A review of 21 studies in Africa, the Americas and South-East Asia finds that although unconditional cash transfers may not have a large impact on the use of health services by children and adults in LMICs, they appear to have a positive impact on some health outcomes, the chances of attending school, and healthcare expenses. Photo: Martijn Barendse on Flickr
Harvard Pop Center Bell Fellow Molly Rosenberg, PhD, is an author on a paper published in Global Public Health that explores how cash transfer programs may work to delay sexual debut among Kenyan adolescents. The study explores three pathways in particular, including schooling, socio-economic status, and psycho-social status.

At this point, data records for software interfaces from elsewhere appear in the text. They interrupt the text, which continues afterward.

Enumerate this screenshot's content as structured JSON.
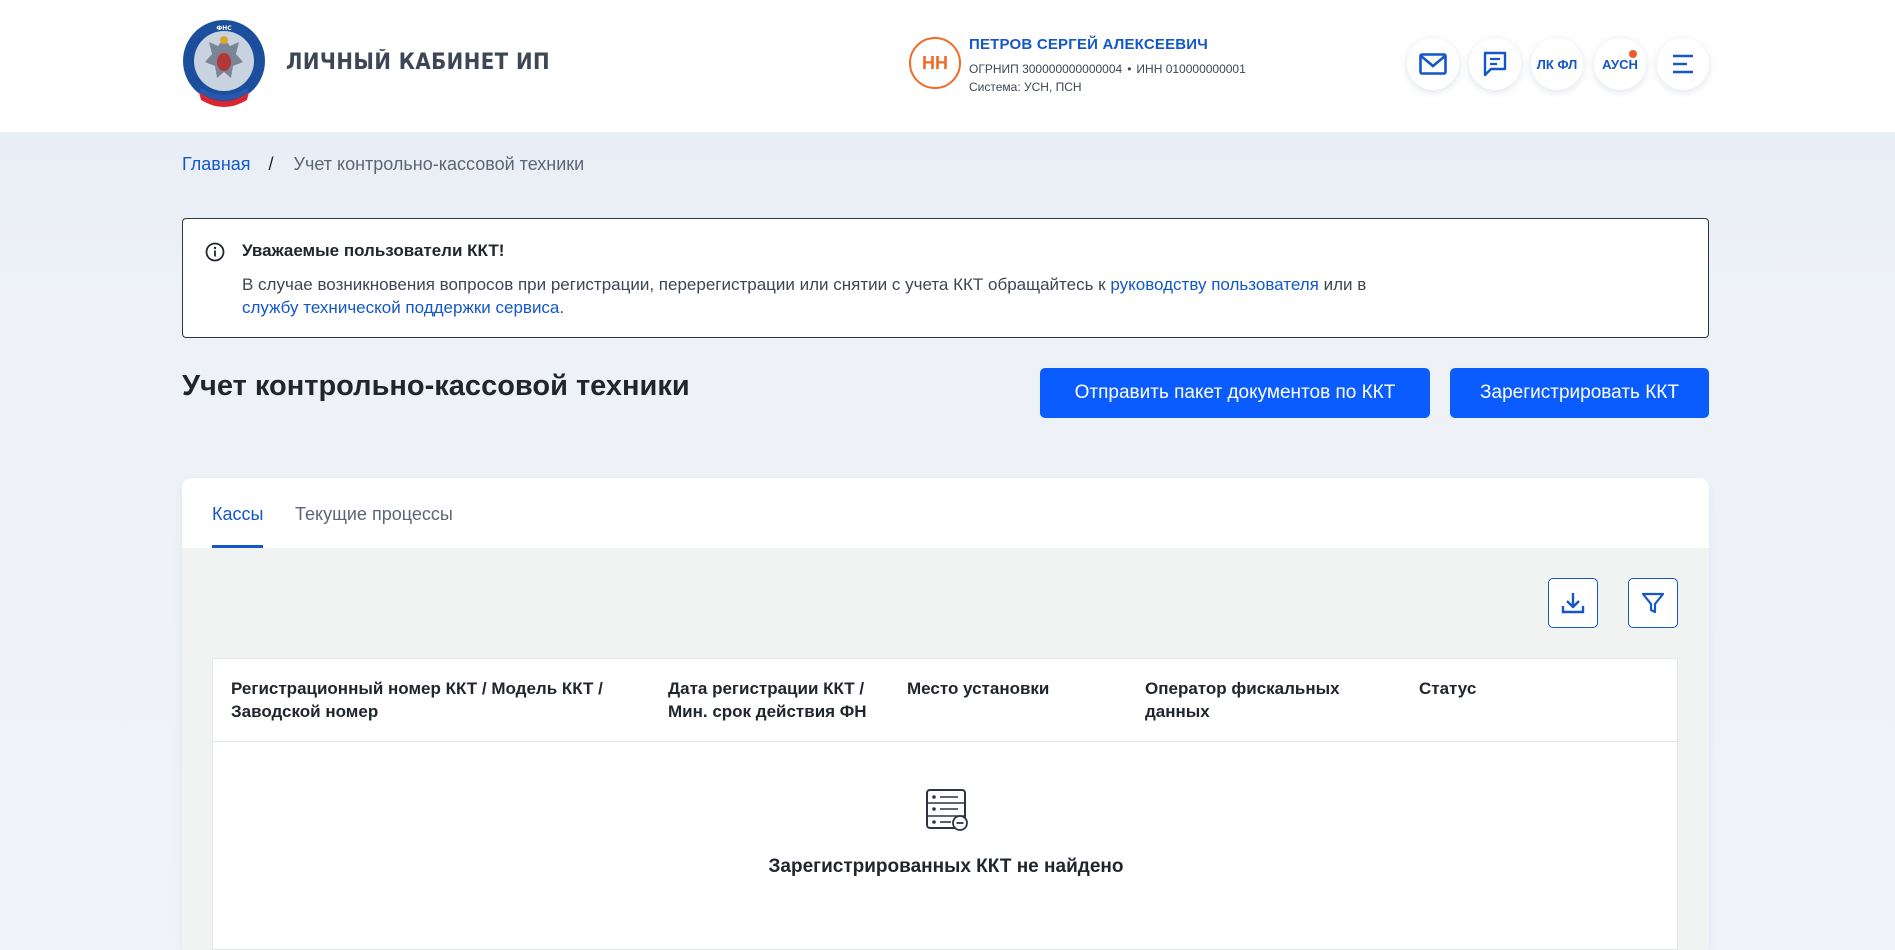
{
  "header": {
    "app_title": "ЛИЧНЫЙ КАБИНЕТ ИП",
    "logo_text": "ФЕДЕРАЛЬНАЯ НАЛОГОВАЯ СЛУЖБА",
    "user": {
      "initials": "НН",
      "name": "ПЕТРОВ СЕРГЕЙ АЛЕКСЕЕВИЧ",
      "ogrnip": "ОГРНИП 300000000000004",
      "inn": "ИНН 010000000001",
      "separator": "•",
      "system": "Система: УСН, ПСН"
    },
    "buttons": {
      "mail_icon": "mail-icon",
      "chat_icon": "chat-icon",
      "lk_fl": "ЛК ФЛ",
      "ausn": "АУСН",
      "menu_icon": "menu-icon"
    }
  },
  "breadcrumb": {
    "home": "Главная",
    "separator": "/",
    "current": "Учет контрольно-кассовой техники"
  },
  "notice": {
    "title": "Уважаемые пользователи ККТ!",
    "text_before": "В случае возникновения вопросов при регистрации, перерегистрации или снятии с учета ККТ обращайтесь к ",
    "link_guide": "руководству пользователя",
    "text_middle": " или в ",
    "link_support": "службу технической поддержки сервиса",
    "text_end": "."
  },
  "page": {
    "title": "Учет контрольно-кассовой техники",
    "send_docs_button": "Отправить пакет документов по ККТ",
    "register_button": "Зарегистрировать ККТ"
  },
  "tabs": [
    {
      "label": "Кассы",
      "active": true
    },
    {
      "label": "Текущие процессы",
      "active": false
    }
  ],
  "table": {
    "columns": [
      "Регистрационный номер ККТ / Модель ККТ / Заводской номер",
      "Дата регистрации ККТ / Мин. срок действия ФН",
      "Место установки",
      "Оператор фискальных данных",
      "Статус"
    ],
    "empty_text": "Зарегистрированных ККТ не найдено"
  },
  "colors": {
    "accent": "#1457c9",
    "primary_button": "#0a5cff",
    "avatar": "#f06a28",
    "notification_dot": "#f05a28"
  }
}
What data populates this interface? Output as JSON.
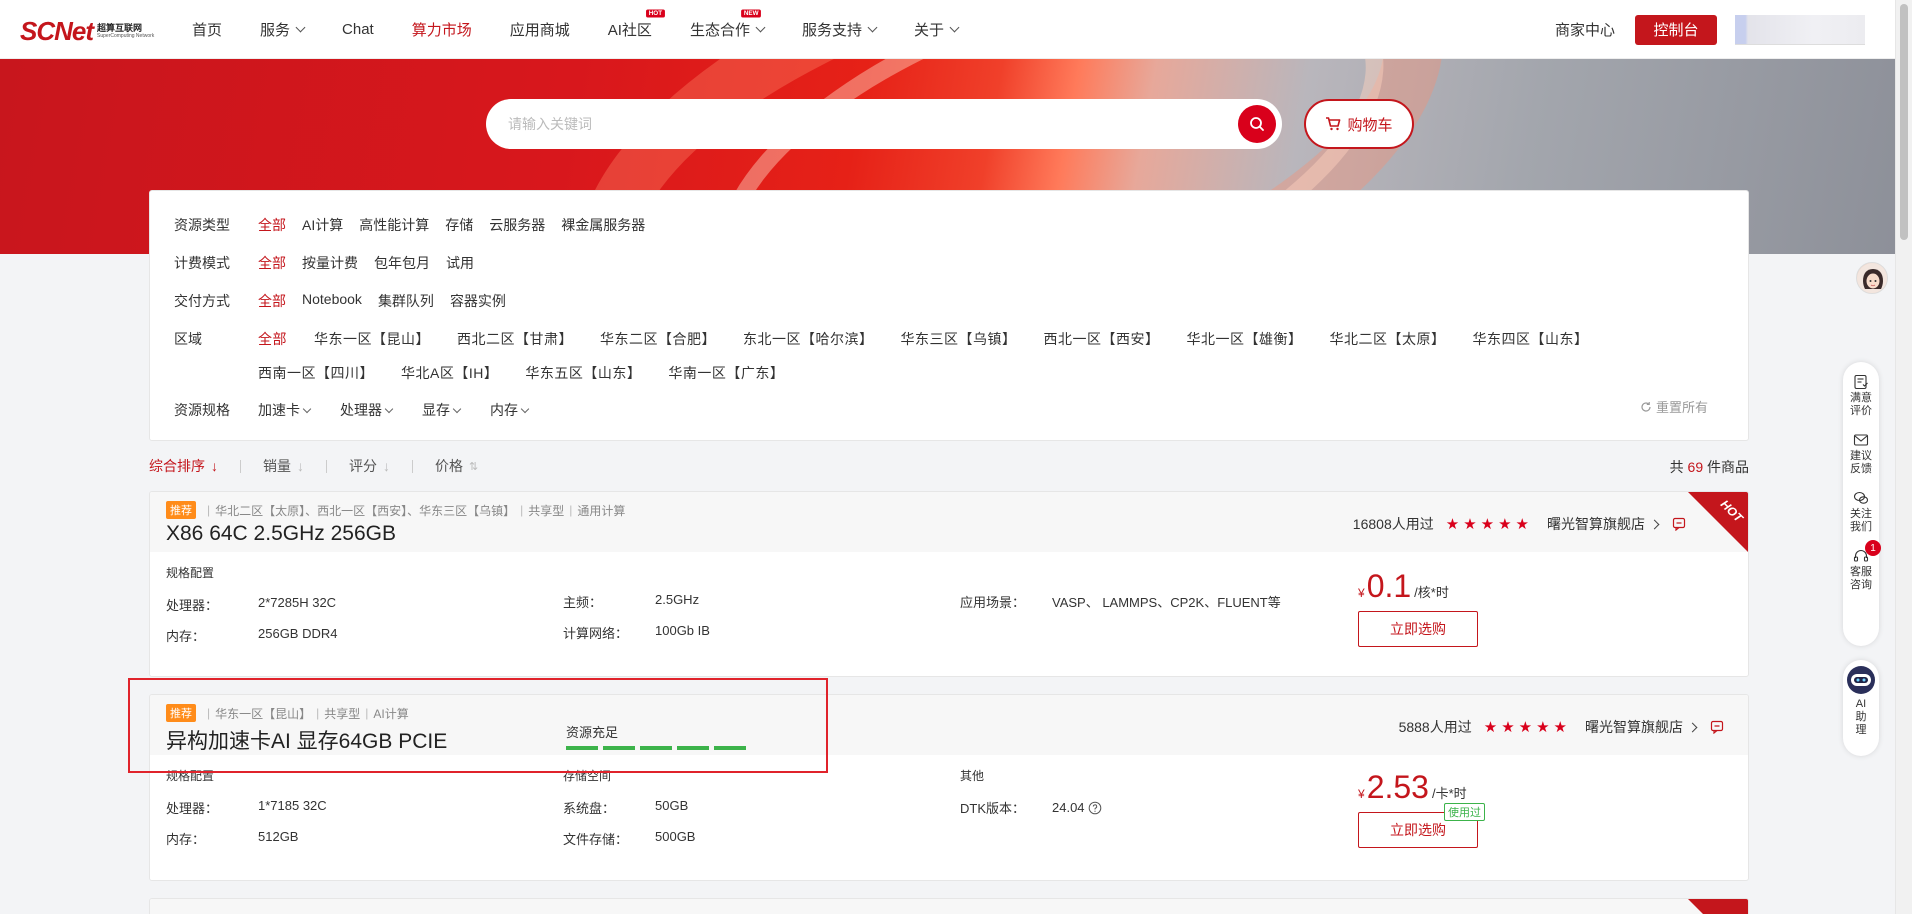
{
  "brand": {
    "logo_text": "SCNet",
    "logo_cn": "超算互联网",
    "logo_en": "SuperComputing Network"
  },
  "nav": {
    "items": [
      {
        "label": "首页",
        "dropdown": false
      },
      {
        "label": "服务",
        "dropdown": true
      },
      {
        "label": "Chat",
        "dropdown": false
      },
      {
        "label": "算力市场",
        "dropdown": false,
        "active": true
      },
      {
        "label": "应用商城",
        "dropdown": false
      },
      {
        "label": "AI社区",
        "dropdown": false,
        "badge": "HOT"
      },
      {
        "label": "生态合作",
        "dropdown": true,
        "badge": "NEW"
      },
      {
        "label": "服务支持",
        "dropdown": true
      },
      {
        "label": "关于",
        "dropdown": true
      }
    ],
    "merchant_center": "商家中心",
    "console": "控制台"
  },
  "search": {
    "placeholder": "请输入关键词",
    "cart_label": "购物车"
  },
  "filters": {
    "resource_type": {
      "label": "资源类型",
      "options": [
        "全部",
        "AI计算",
        "高性能计算",
        "存储",
        "云服务器",
        "裸金属服务器"
      ]
    },
    "billing": {
      "label": "计费模式",
      "options": [
        "全部",
        "按量计费",
        "包年包月",
        "试用"
      ]
    },
    "delivery": {
      "label": "交付方式",
      "options": [
        "全部",
        "Notebook",
        "集群队列",
        "容器实例"
      ]
    },
    "region": {
      "label": "区域",
      "options": [
        "全部",
        "华东一区【昆山】",
        "西北二区【甘肃】",
        "华东二区【合肥】",
        "东北一区【哈尔滨】",
        "华东三区【乌镇】",
        "西北一区【西安】",
        "华北一区【雄衡】",
        "华北二区【太原】",
        "华东四区【山东】",
        "西南一区【四川】",
        "华北A区【IH】",
        "华东五区【山东】",
        "华南一区【广东】"
      ]
    },
    "spec": {
      "label": "资源规格",
      "options": [
        "加速卡",
        "处理器",
        "显存",
        "内存"
      ]
    },
    "reset": "重置所有"
  },
  "sort": {
    "items": [
      "综合排序",
      "销量",
      "评分",
      "价格"
    ],
    "total_prefix": "共",
    "total_count": "69",
    "total_suffix": "件商品"
  },
  "products": [
    {
      "tag": "推荐",
      "meta": [
        "华北二区【太原】、西北一区【西安】、华东三区【乌镇】",
        "共享型",
        "通用计算"
      ],
      "title": "X86 64C 2.5GHz 256GB",
      "users": "16808人用过",
      "rating": 5,
      "shop": "曙光智算旗舰店",
      "hot": "HOT",
      "spec_caption": "规格配置",
      "col1": [
        {
          "k": "处理器：",
          "v": "2*7285H 32C"
        },
        {
          "k": "内存：",
          "v": "256GB DDR4"
        }
      ],
      "col2": [
        {
          "k": "主频：",
          "v": "2.5GHz"
        },
        {
          "k": "计算网络：",
          "v": "100Gb IB"
        }
      ],
      "col3": [
        {
          "k": "应用场景：",
          "v": "VASP、 LAMMPS、CP2K、FLUENT等"
        }
      ],
      "price_currency": "¥",
      "price": "0.1",
      "price_unit": "/核*时",
      "buy": "立即选购"
    },
    {
      "tag": "推荐",
      "meta": [
        "华东一区【昆山】",
        "共享型",
        "AI计算"
      ],
      "title": "异构加速卡AI 显存64GB PCIE",
      "stock_label": "资源充足",
      "stock_level": 5,
      "users": "5888人用过",
      "rating": 5,
      "shop": "曙光智算旗舰店",
      "spec_caption": "规格配置",
      "storage_caption": "存储空间",
      "other_caption": "其他",
      "col1": [
        {
          "k": "处理器：",
          "v": "1*7185 32C"
        },
        {
          "k": "内存：",
          "v": "512GB"
        }
      ],
      "col2": [
        {
          "k": "系统盘：",
          "v": "50GB"
        },
        {
          "k": "文件存储：",
          "v": "500GB"
        }
      ],
      "col3": [
        {
          "k": "DTK版本：",
          "v": "24.04"
        }
      ],
      "price_currency": "¥",
      "price": "2.53",
      "price_unit": "/卡*时",
      "buy": "立即选购",
      "used_badge": "使用过"
    }
  ],
  "float_bar": {
    "items": [
      "满意评价",
      "建议反馈",
      "关注我们",
      "客服咨询"
    ],
    "notif_count": "1",
    "ai_label": "AI助理"
  }
}
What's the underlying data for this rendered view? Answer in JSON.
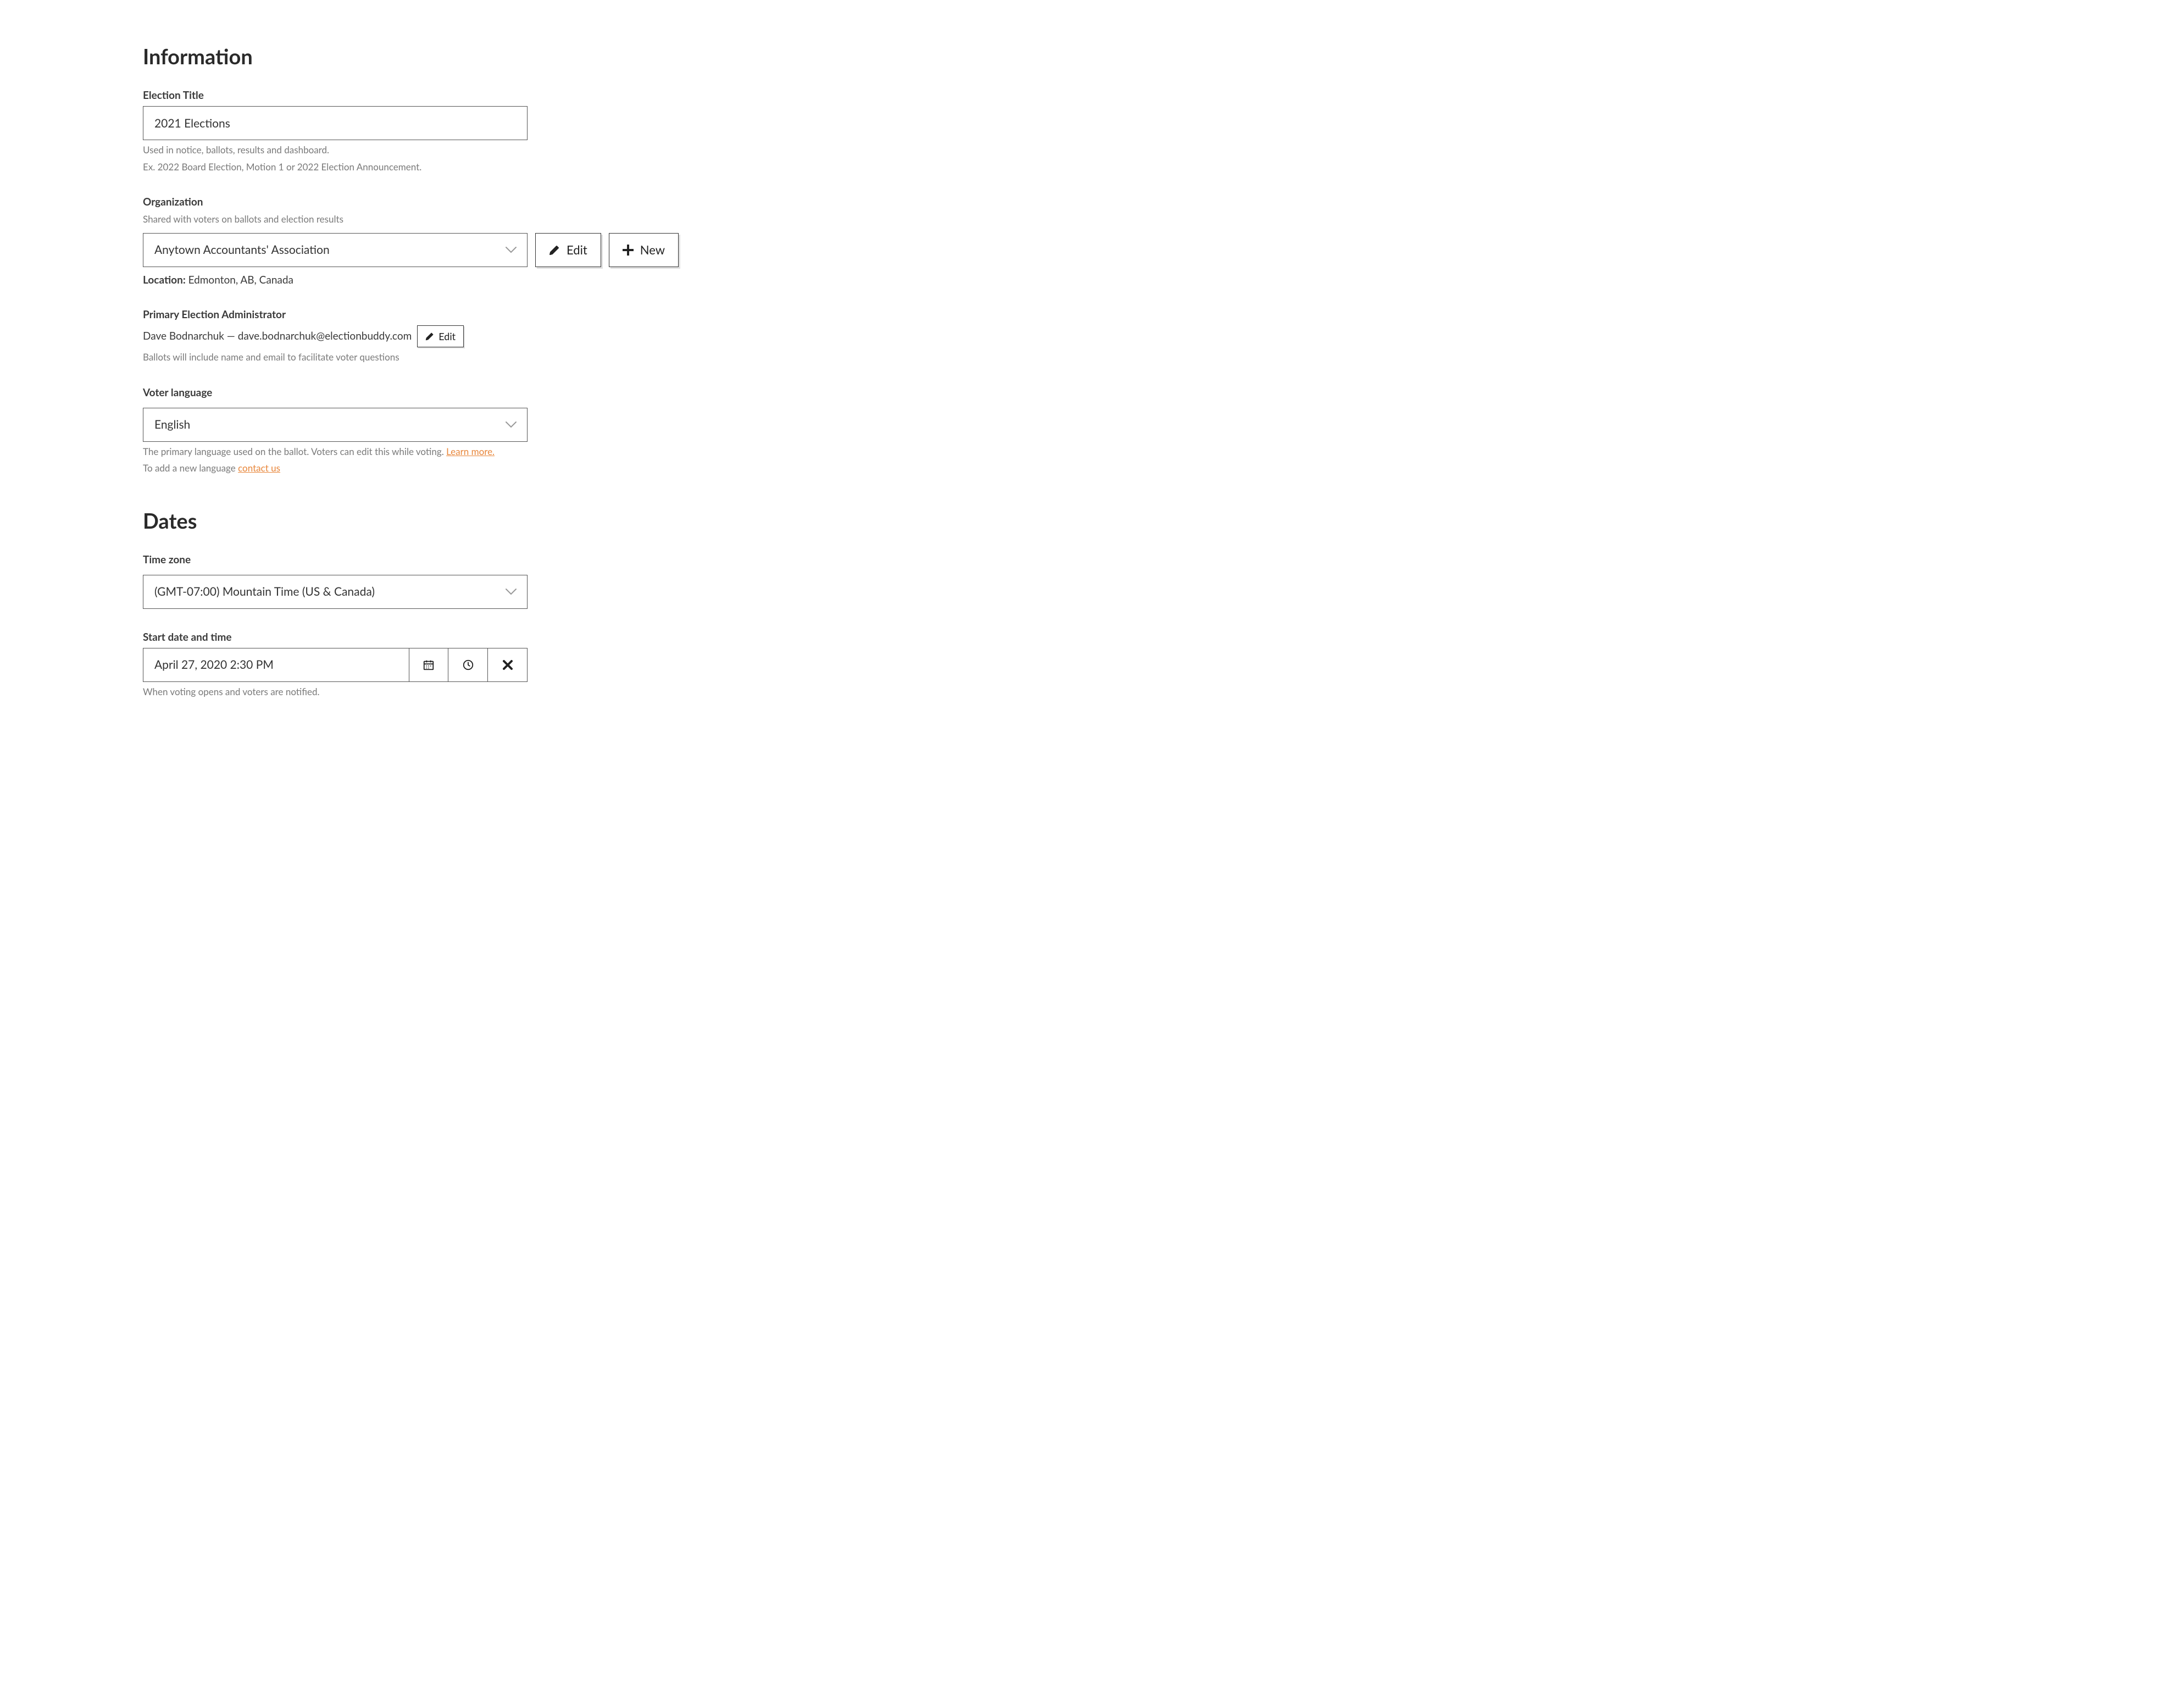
{
  "sections": {
    "information": {
      "heading": "Information",
      "election_title": {
        "label": "Election Title",
        "value": "2021 Elections",
        "help1": "Used in notice, ballots, results and dashboard.",
        "help2": "Ex. 2022 Board Election, Motion 1 or 2022 Election Announcement."
      },
      "organization": {
        "label": "Organization",
        "sub": "Shared with voters on ballots and election results",
        "value": "Anytown Accountants' Association",
        "edit_label": "Edit",
        "new_label": "New",
        "location_label": "Location:",
        "location_value": "Edmonton, AB, Canada"
      },
      "admin": {
        "label": "Primary Election Administrator",
        "value": "Dave Bodnarchuk — dave.bodnarchuk@electionbuddy.com",
        "edit_label": "Edit",
        "help": "Ballots will include name and email to facilitate voter questions"
      },
      "language": {
        "label": "Voter language",
        "value": "English",
        "help1_a": "The primary language used on the ballot. Voters can edit this while voting. ",
        "help1_link": "Learn more.",
        "help2_a": "To add a new language ",
        "help2_link": "contact us"
      }
    },
    "dates": {
      "heading": "Dates",
      "timezone": {
        "label": "Time zone",
        "value": "(GMT-07:00) Mountain Time (US & Canada)"
      },
      "start": {
        "label": "Start date and time",
        "value": "April 27, 2020 2:30 PM",
        "help": "When voting opens and voters are notified."
      }
    }
  }
}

Sze Yan (Sam) Liu, PhD, Harvard Pop Center principal analyst in the Research Core, is an author on a paper published in the Cochrane Database of Systematic Reviews that evaluates the impact of unconditional cash transfers (UCTs), a form of humanitarian assistance during disasters, on the use of healthcare services and health outcomes in low- and middle-income countries (LMICs). Photo: http://www.401kcalculator.org/